- A curriculum that prepares students for the job market and for advanced study. Graduates of the department work in a wide range of employment fields, including human services, social policy agencies, the criminal justice system, healthcare, and business. Majors also pursue advanced professional degrees in law and social work, as well as degrees in sociology, criminology, and other related fields.
- Numerous student opportunities beyond the classroom. The department sponsors a chapter of Alpha Kappa Delta, an international honor society for sociology. The Student Sociology and Criminology Association is a student-led organization that engages in volunteer opportunities, hosts movie nights to provide organized discussion on current event topics, and hosts career and graduate school panels.
- A diverse faculty of dedicated teachers and researchers. Faculty work closely with students and encourage student learning through hands-on experiences in and out of the classroom.
Sociology and Criminology Student Learning Outcomes
The core values of the Sociology and Criminology Department are placed squarely within a liberal arts tradition that strives to foster critical reflection, social awareness and responsibility, sociocultural diversity, and a global perspective. The department’s central mission is to:
- Foster a knowledge of social and cultural issues, theories, and research methods
- Cultivate students’ abilities to succinctly and clearly express this knowledge in oral and written form
- Provide opportunities for students to utilize these acquired skills in an applied context
- Develop an awareness of global and multicultural issues. Students will develop a perspective that emphasizes critical inquiry and reasoning to address challenging social problems.
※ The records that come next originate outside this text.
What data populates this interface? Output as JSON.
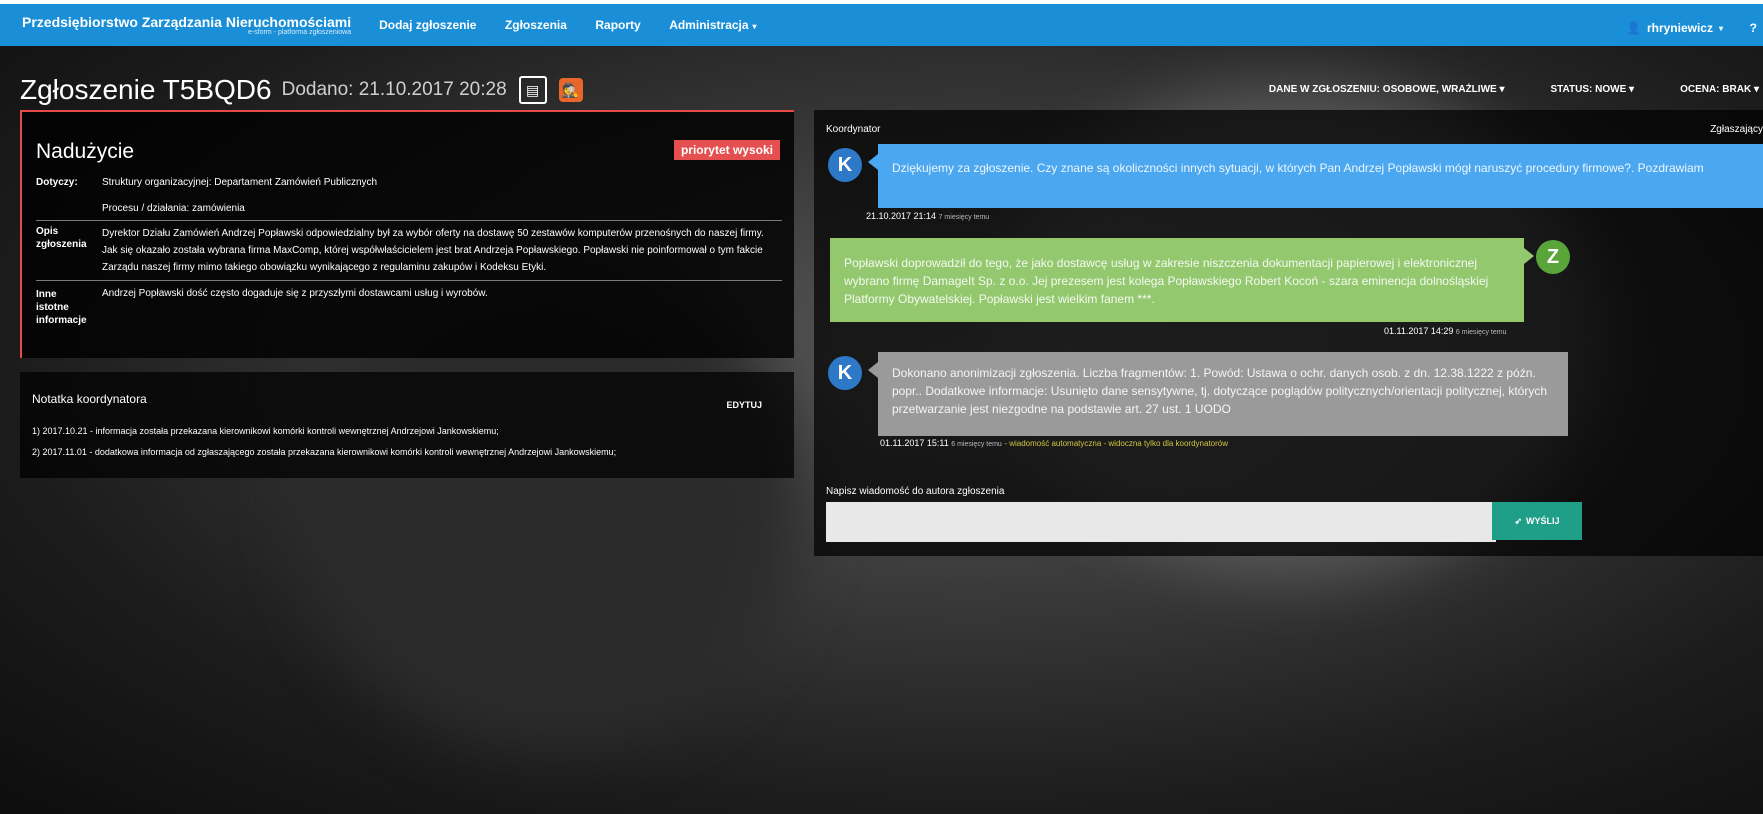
{
  "nav": {
    "brand_title": "Przedsiębiorstwo Zarządzania Nieruchomościami",
    "brand_sub": "e-sform - platforma zgłoszeniowa",
    "items": [
      "Dodaj zgłoszenie",
      "Zgłoszenia",
      "Raporty",
      "Administracja"
    ],
    "user": "rhryniewicz",
    "help": "?"
  },
  "header": {
    "title": "Zgłoszenie T5BQD6",
    "added": "Dodano: 21.10.2017 20:28",
    "data_label": "DANE W ZGŁOSZENIU:",
    "data_value": "OSOBOWE, WRAŻLIWE",
    "status_label": "STATUS:",
    "status_value": "NOWE",
    "rating_label": "OCENA:",
    "rating_value": "BRAK"
  },
  "case": {
    "category": "Nadużycie",
    "priority": "priorytet wysoki",
    "concerns_label": "Dotyczy:",
    "structure": "Struktury organizacyjnej:  Departament Zamówień Publicznych",
    "process": "Procesu / działania:  zamówienia",
    "desc_label_1": "Opis",
    "desc_label_2": "zgłoszenia",
    "description": "Dyrektor Działu Zamówień Andrzej Popławski odpowiedzialny był za wybór oferty na dostawę 50 zestawów komputerów przenośnych do naszej firmy. Jak się okazało została wybrana firma MaxComp, której współwłaścicielem jest brat Andrzeja Popławskiego. Popławski nie poinformował o tym fakcie Zarządu naszej firmy mimo takiego obowiązku wynikającego z regulaminu zakupów i Kodeksu Etyki.",
    "other_label_1": "Inne",
    "other_label_2": "istotne",
    "other_label_3": "informacje",
    "other": "Andrzej Popławski dość często dogaduje się z przyszłymi dostawcami usług i wyrobów."
  },
  "note": {
    "title": "Notatka koordynatora",
    "edit": "EDYTUJ",
    "lines": [
      "1) 2017.10.21 - informacja została przekazana kierownikowi komórki kontroli wewnętrznej Andrzejowi Jankowskiemu;",
      "2) 2017.11.01 - dodatkowa informacja od zgłaszającego została przekazana kierownikowi komórki kontroli wewnętrznej Andrzejowi Jankowskiemu;"
    ]
  },
  "chat": {
    "left_label": "Koordynator",
    "right_label": "Zgłaszający",
    "messages": [
      {
        "avatar": "K",
        "text": "Dziękujemy za zgłoszenie. Czy znane są okoliczności innych sytuacji, w których Pan Andrzej Popławski mógł naruszyć procedury firmowe?. Pozdrawiam",
        "date": "21.10.2017 21:14",
        "ago": "7 miesięcy temu"
      },
      {
        "avatar": "Z",
        "text": "Popławski doprowadził do tego, że jako dostawcę usług w zakresie niszczenia dokumentacji papierowej i elektronicznej wybrano firmę DamageIt Sp. z o.o. Jej prezesem jest kolega Popławskiego Robert Kocoń - szara eminencja dolnośląskiej Platformy Obywatelskiej. Popławski jest wielkim fanem ***.",
        "date": "01.11.2017 14:29",
        "ago": "6 miesięcy temu"
      },
      {
        "avatar": "K",
        "text": "Dokonano anonimizacji zgłoszenia. Liczba fragmentów: 1. Powód: Ustawa o ochr. danych osob. z dn. 12.38.1222 z późn. popr.. Dodatkowe informacje: Usunięto dane sensytywne, tj. dotyczące poglądów politycznych/orientacji politycznej, których przetwarzanie jest niezgodne na podstawie art. 27 ust. 1 UODO",
        "date": "01.11.2017 15:11",
        "ago": "6 miesięcy temu",
        "auto": "- wiadomość automatyczna - widoczna tylko dla koordynatorów"
      }
    ],
    "compose_label": "Napisz wiadomość do autora zgłoszenia",
    "compose_placeholder": "",
    "send": "WYŚLIJ"
  }
}
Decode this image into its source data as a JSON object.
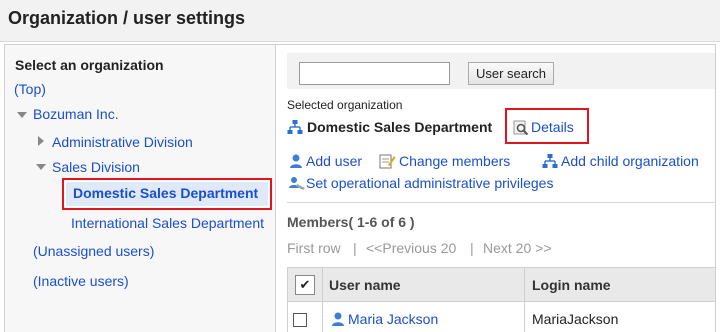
{
  "header": {
    "title": "Organization / user settings"
  },
  "tree": {
    "heading": "Select an organization",
    "top": "(Top)",
    "root": "Bozuman Inc.",
    "admin_division": "Administrative Division",
    "sales_division": "Sales Division",
    "domestic_sales": "Domestic Sales Department",
    "international_sales": "International Sales Department",
    "unassigned": "(Unassigned users)",
    "inactive": "(Inactive users)"
  },
  "search": {
    "value": "",
    "button_label": "User search"
  },
  "selected": {
    "label": "Selected organization",
    "name": "Domestic Sales Department",
    "details_label": "Details"
  },
  "actions": {
    "add_user": "Add user",
    "change_members": "Change members",
    "add_child": "Add child organization",
    "set_privileges": "Set operational administrative privileges"
  },
  "members": {
    "heading": "Members( 1-6 of 6 )",
    "first_row": "First row",
    "sep1": "|",
    "previous": "<<Previous 20",
    "sep2": "|",
    "next": "Next 20 >>"
  },
  "table": {
    "check_all": "✔",
    "col_user_name": "User name",
    "col_login_name": "Login name",
    "rows": [
      {
        "user_name": "Maria Jackson",
        "login_name": "MariaJackson"
      }
    ]
  },
  "colors": {
    "link": "#1a4fcc",
    "highlight": "#e0161f",
    "selected_bg": "#dfe9f7"
  }
}
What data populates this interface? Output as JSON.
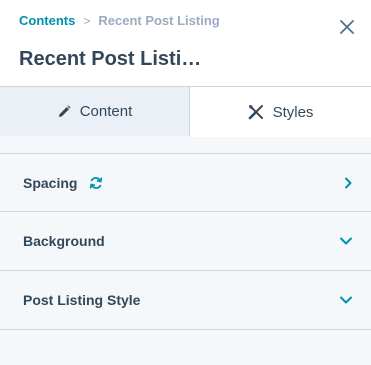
{
  "breadcrumb": {
    "parent": "Contents",
    "separator": ">",
    "current": "Recent Post Listing"
  },
  "panel": {
    "title": "Recent Post Listi…"
  },
  "tabs": [
    {
      "label": "Content",
      "icon": "pencil-icon",
      "active": false
    },
    {
      "label": "Styles",
      "icon": "styles-icon",
      "active": true
    }
  ],
  "sections": [
    {
      "label": "Spacing",
      "extra_icon": "sync-icon",
      "caret": "chevron-right-icon"
    },
    {
      "label": "Background",
      "caret": "chevron-down-icon"
    },
    {
      "label": "Post Listing Style",
      "caret": "chevron-down-icon"
    }
  ],
  "colors": {
    "accent": "#0091ae",
    "text": "#33475b",
    "muted": "#99acc2",
    "border": "#cbd6e2",
    "panel_bg": "#f5f8fa"
  }
}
Ultimately, our program and curriculum cultivate values that will shape students into lifelong, active, responsible, and informed members of the greater community.
- Major in Sociology (BA)
- Major in Sociology with a Specialization in Social Work and Social Policy (BA)
- Major in Criminology (BA)
- Combined Major in Sociology and Criminology (BA) (see Combined Majors)
- Combined Major in Sociology with a Specialization in Social Work and Criminology (BA) (see Combined Majors)
- Combined Major in Criminology and Psychology (BA) (see Combined Majors)
- Combined Major in Sociology with a Specialization in Social Work and Psychology (BA) (see Combined Majors)
- Minor in Sociology
- Minor in Criminology
- Minor in Race, Ethnicity, and Immigration: A Sociological Perspective